The Spring 2016 issue of Education Next is devoted to commemorating the 50th anniversary of the Coleman Report, a landmark study of equality of educational opportunity in the U.S. led by sociologist James S. Coleman.
The Coleman Report is often associated with the claim that schools don’t much matter when it comes to explaining how students perform academically. But is that a fair summary of what Coleman actually wrote? Or did he acknowledge that certain aspects of school quality – in particular the quality of teachers – can and do make a difference? And how have Coleman’s conclusions about role of teachers stood up over time?
In this week’s podcast, EdNext‘s Marty West talks with Dan Goldhaber of the American Institutes for Research and University of Washington. Dan is the author of “In Schools, Teacher Quality Matters Most,” which appears in the journal’s Spring 2016 issue.
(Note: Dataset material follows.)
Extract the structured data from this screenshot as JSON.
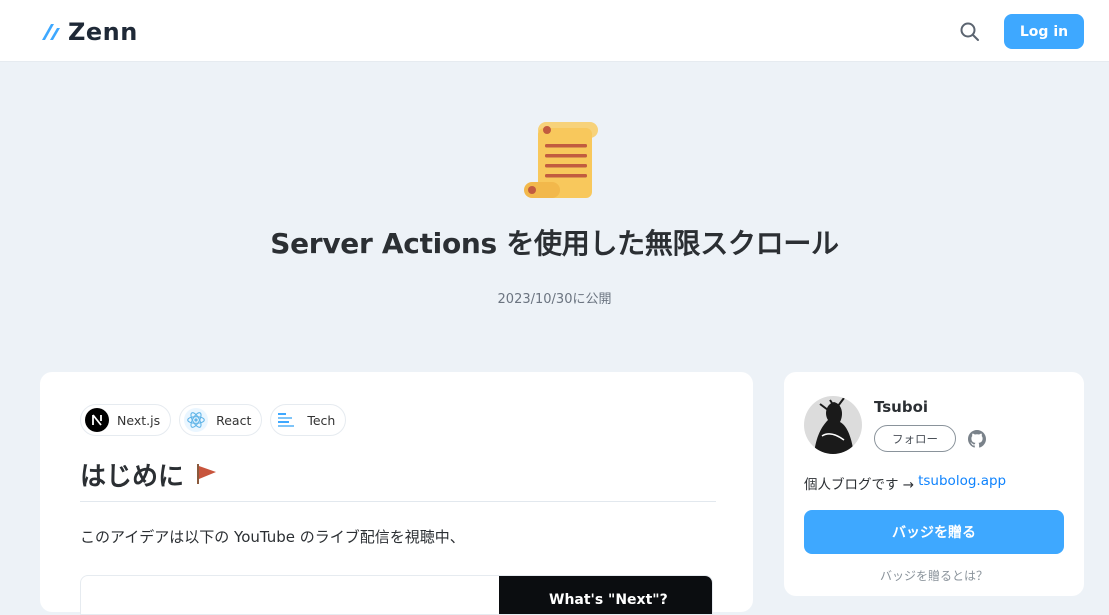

West and Goldhaber discuss the findings of the Coleman report on the impact of schools and of teachers on student achievement as compared to that of non-school factors. As Goldhaber explains, there is now strong evidence that individual teachers do matter a great deal when it comes to explaining student outcomes, but there’s not a strong relationship between most measurable teacher characteristics and student achievement.